• Exercise prompt:
From the material below, list every line containing "name".

• Task data:
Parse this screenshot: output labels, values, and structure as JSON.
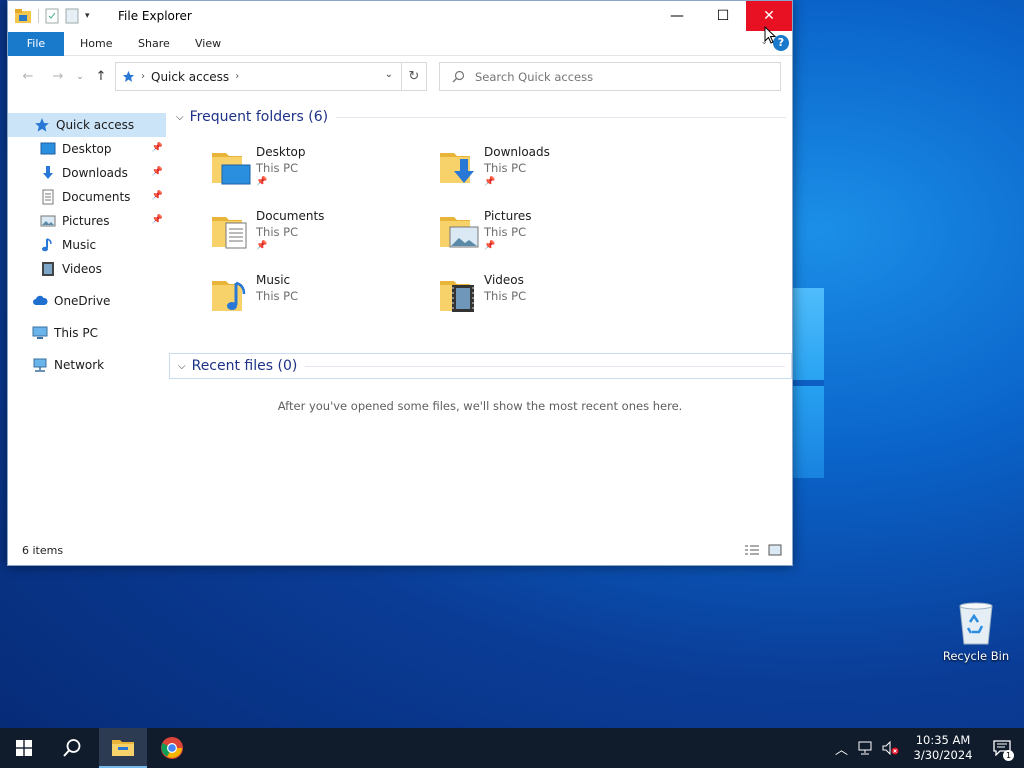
{
  "window": {
    "title": "File Explorer",
    "ribbon_tabs": [
      "File",
      "Home",
      "Share",
      "View"
    ]
  },
  "address": {
    "crumb": "Quick access",
    "search_placeholder": "Search Quick access"
  },
  "sidebar": {
    "items": [
      {
        "label": "Quick access",
        "icon": "star-icon"
      },
      {
        "label": "Desktop",
        "icon": "desktop-icon",
        "pinned": true
      },
      {
        "label": "Downloads",
        "icon": "download-icon",
        "pinned": true
      },
      {
        "label": "Documents",
        "icon": "document-icon",
        "pinned": true
      },
      {
        "label": "Pictures",
        "icon": "picture-icon",
        "pinned": true
      },
      {
        "label": "Music",
        "icon": "music-icon"
      },
      {
        "label": "Videos",
        "icon": "video-icon"
      },
      {
        "label": "OneDrive",
        "icon": "cloud-icon"
      },
      {
        "label": "This PC",
        "icon": "computer-icon"
      },
      {
        "label": "Network",
        "icon": "network-icon"
      }
    ]
  },
  "content": {
    "frequent_header": "Frequent folders (6)",
    "recent_header": "Recent files (0)",
    "recent_empty": "After you've opened some files, we'll show the most recent ones here.",
    "folders": [
      {
        "name": "Desktop",
        "location": "This PC",
        "pinned": true
      },
      {
        "name": "Downloads",
        "location": "This PC",
        "pinned": true
      },
      {
        "name": "Documents",
        "location": "This PC",
        "pinned": true
      },
      {
        "name": "Pictures",
        "location": "This PC",
        "pinned": true
      },
      {
        "name": "Music",
        "location": "This PC",
        "pinned": false
      },
      {
        "name": "Videos",
        "location": "This PC",
        "pinned": false
      }
    ]
  },
  "status": {
    "item_count": "6 items"
  },
  "desktop": {
    "recycle_bin": "Recycle Bin"
  },
  "taskbar": {
    "time": "10:35 AM",
    "date": "3/30/2024",
    "notification_count": "1"
  }
}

• Task answer:
        "name": "Desktop",
        "name": "Downloads",
        "name": "Documents",
        "name": "Pictures",
        "name": "Music",
        "name": "Videos",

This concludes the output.